With the recent announcement of The Novelist, we take a look at how choices and their impacts have been used to video games.
It seems simple, yet I am very excited.
“The decisions you make will define the Kaplans’ lives, but they may also tell you something about yourself.”
That is one of the tag lines from a yet to be released title from industry vet Kent Hudson. It’s called The Novelist and, pardon the pun, it has a pretty novel idea. The premise of the game is that you are a ghost living in the summer cottage that the Kaplan family is inhibiting for the season. While you are there, you have the ability to observe them, read their minds, and ultimately interfere in their lives. Well, I guess guide their lives is another way to put it, though I suppose the choices you make will match better with one word or the other.
The Novelist really got me thinking about the idea of choice, especially when it comes to the narrative, in video games. The idea of choice in video games is hardly new, but the concept of it being personally influenced is a bit different. Even more so the thought that it is actually a reflection on the type of person that you are. Or is it just that I never thought about it while I tracked through the majority of the RPGs out there?

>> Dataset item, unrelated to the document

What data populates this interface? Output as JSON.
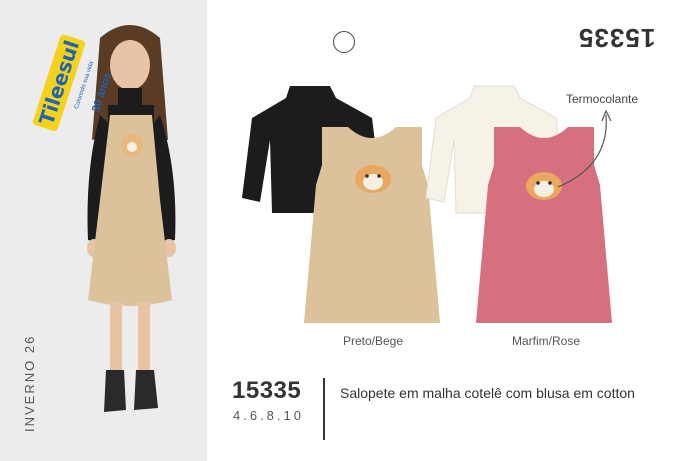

From Mass Effect, to Skyrim, to Bioshock, all of these game asked us to make moral decisions in our play throughs. Are the decisions we make really a reflection of the type of people that we are? If I choose to abandon a person-in-need for personal gain in the video game world, would I do the same in real life? While I do agree that video games have a way to tug at other strings of humanity, I also believe that the fact that these are ‘just’ video games sometimes prevents them from getting too deep into that level.